Focus on skin pigmentation
Each skin type has its own characteristics. Skin tone, reaction to the sun and the way in which the skin copes with natural ageing are all variable. Understanding skin pigmentation makes it easier to identify skin-related conditions and to guide you towards appropriate treatments.
What is skin pigmentation ?
The skin has a natural colour that does not depend on its exposure to the sun. This colour depends on melanocytes, the cells that produce the natural pigments called melanin.
Each pigmentation results from the combination of two kinds of melanin, namely pheomelanins and eumelanins, which are produced in varying proportions. When the natural colour of the skin is light, pheomelanins are produced in abundance. The same applies to naturally red-haired individuals. This type of pigment offers no protection against ultraviolet light. When the skin colour varies from brown to black, it means that the cells produce a majority of eumelanins, pigments that protect against ultraviolet light.
Skin pigmentation: how it works
The pigmentation phenomenon is based on the reaction of skin cells to the action of certain biological mediators. The availability of melanocytes leads to the synthesis of melanin which is distributed throughout the different layers of the epidermis.
The renewal of the skin cells allows the melanin to rise to the surface and therefore to tint the skin evenly.
What can be the different problems linked to skin pigmentation ?
Sometimes the pigmentation cycle does not proceed correctly, which results in the lack of homogeneity of the natural colour of the skin. Hyperpigmentation is the most common phenomenon. It results in the appearance of brown spots (lentigos), usually in the form of circular patches of widely varying diameter.
Intensive exposure to the sun’s ultraviolet rays is the main cause of hyperpigmentation. The cells produce melanin continuously and the normal proportions of pheomelanins/eumelanins are no longer maintained. People who work outdoors, who do not protect themselves sufficiently or not at all against UV rays are the main ones affected. Lentigos appear on the most exposed areas such as the face, neck, arms and hands.

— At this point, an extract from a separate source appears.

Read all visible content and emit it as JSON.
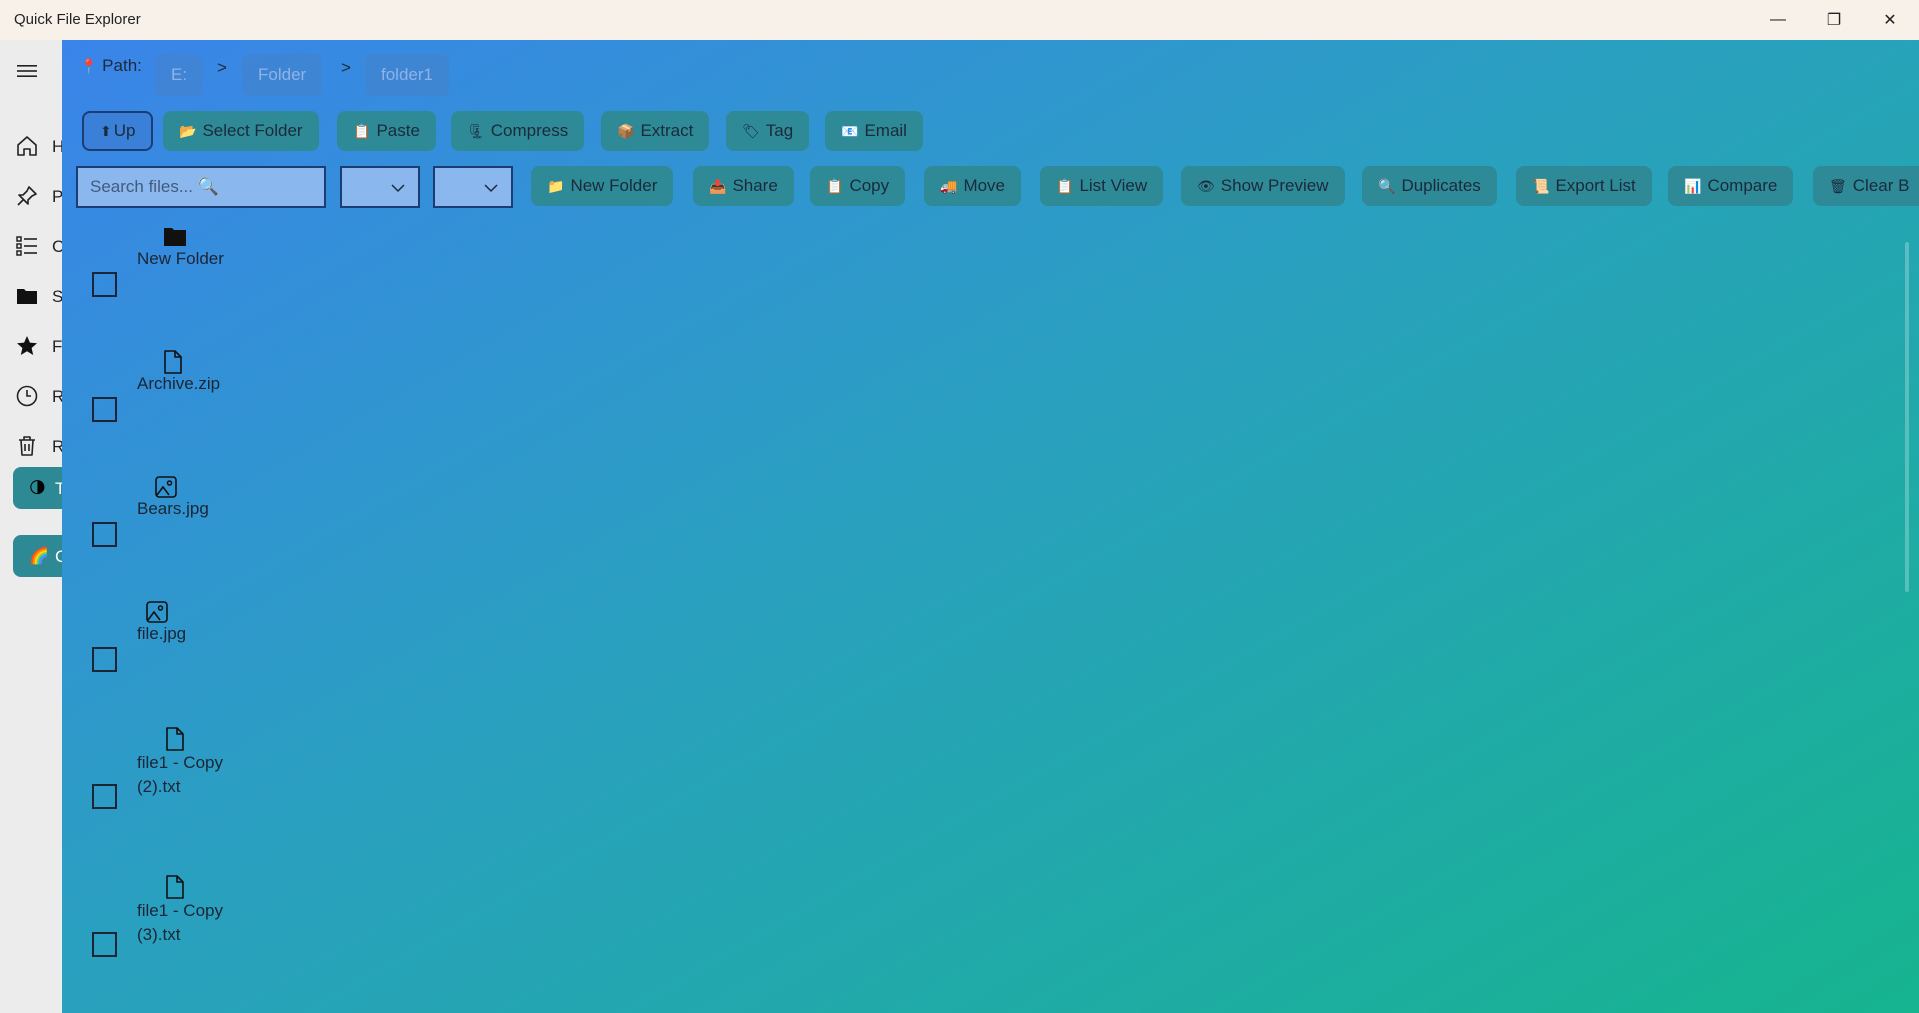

Hyperpigmentation can also result from the natural ageing of the skin. People with a fair complexion are more affected, especially from the age of 50.
Hyperpigmentation is a pathology that can have hormonal causes (pregnancy, contraception, etc.). In this case, it tends to disappear when hormone secretion returns to balance.
Other factors such as cosmetic and/or pharmaceutical active ingredients from photosensitive plants, mechanical rubbing or the consequences of skin irritation/inflammation can also cause hyperpigmentation.
It should also be noted that the skin can also be depigmented. These are not dark spots but lighter spots on the surface of the epidermis. This condition is most often due to excessive production of pheomelanins as a result of excessive UV exposure. Hypopigmentation can also result from burns or genetic causes such as atopic dermatitis and vitiligo, among others.
Focus on the company Phenocell
PHENOCELL is a CRO, i.e. a contract research organisation. Based in Grasse, it focuses its work on ophthalmology and dermatology. The preclinical research exploits new technologies, in particular the reproduction of cells in vitro, which makes it possible to multiply trials leading to tailor-made treatment protocols.
The technology used is among the most advanced. Indeed, Phenocell offers individual solutions to each pathology it studies. The company develops targeted protocols to solve skin problems while preserving the pigmentation process.
The role Phenocell’s technology can play in acne
On the dermatological side, Phenocell does not only focus on skin pigmentation problems. The CRO also devotes part of its research to a common and often disabling phenomenon: acne. Worldwide, approximately 80% of young people between the ages of 11 and 30 and about 40% of the adult population are affected by acne breakouts.
Pimples and redness appear on the surface of the skin when the pores are clogged with sebum. Bacteria and dead skin cells that are not removed can also cause pores to become clogged and thus promote acne. Environmental and genetic causes are the most common, but in some cases it is essential to adopt tailor-made treatments.
In response to these specific needs, Phenocell has developed a protocol based on sebocyte production. Numerous biological tests have already been carried out to observe and understand seborrheic dysfunction. However, studies are continuing with a view to multiplying the associated solutions and thus offering individualised treatments.
90% of the companies that have conducted active ingredient tests with Phenocell are satisfied with the results obtained.
Cosmetic and dermatological treatments must take into account the pigmentation of the skin to be effective. Biotechnology specialists are therefore working on research to ensure that this key element is respected.